What should you know about Tenancy Deposit Protection?
Tenancy Deposit Protection was introduced in April 2007 as part of the Housing Act 2004 for all assured shorthold tenancies in England and Wales where a deposit was taken, as a way to raise standards in the lettings industry and ensure you are treated fairly at the end of the tenancy.
What are your landlord's legal obligations around Tenancy Deposit Protection?
Your landlord is required to protect your deposit within 30 days of receiving it. Your deposit is considered received from the moment they have the money (whether it’s a cheque, a bank transfer or cash), and not when the funds have cleared.

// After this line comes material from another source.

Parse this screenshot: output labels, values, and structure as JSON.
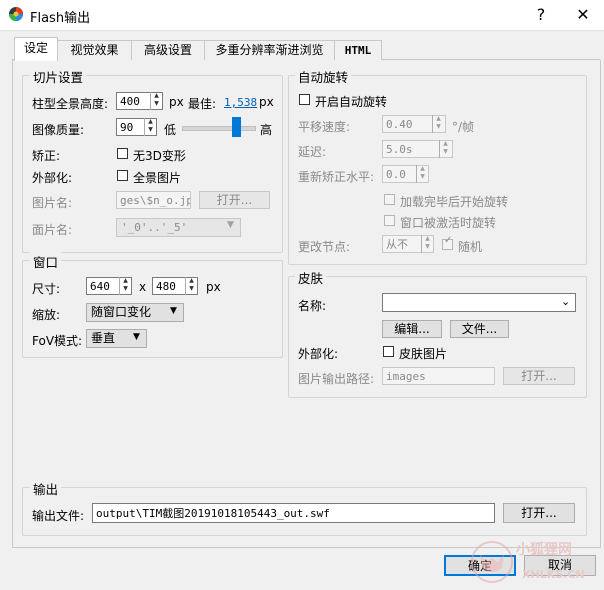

If they fail to comply with their legal obligations, there are two possible sanctions:
- They cannot end the tenancy or regain possession of your property under section 21 of the Housing Act 1998 until the deposit has been repaid or a court case has ended.
- You can apply to a County Court to receive compensation between once and three times your deposit’s value if:
- you think your deposit is not protected
- you’ve not received information about the scheme your landlord has protected your deposit with.
You can apply to a County Court to receive compensation between once and three times your deposit’s value if:
The history of Tenancy Deposit Protection
When was it introduced?
The requirement to protect a tenancy deposit taken for an assured shorthold tenancy in England and Wales was introduced on 6 April 2007, following its inclusion in the Housing Act 2004. Initially, deposits needed protecting within 14 calendar days of receipt by the landlord. This was subsequently changed to 30 days on 6 April 2012 as a result of the Localism Bill 2011.
Why was it introduced?
The legislation was introduced because the Government recognised many deposits were being unfairly withheld at the end of a tenancy. Introducing Tenancy Deposit Protection was identified as a way to raise standards in the lettings industry and ensure tenants are treated fairly at the end of the tenancy.
The legislation also introduced standards for the way deposit disputes are handled. All TDP providers need to offer a free Alternative Dispute Resolution (ADR) service for occasions where tenants and landlords can’t agree on how much should be deducted from a deposit.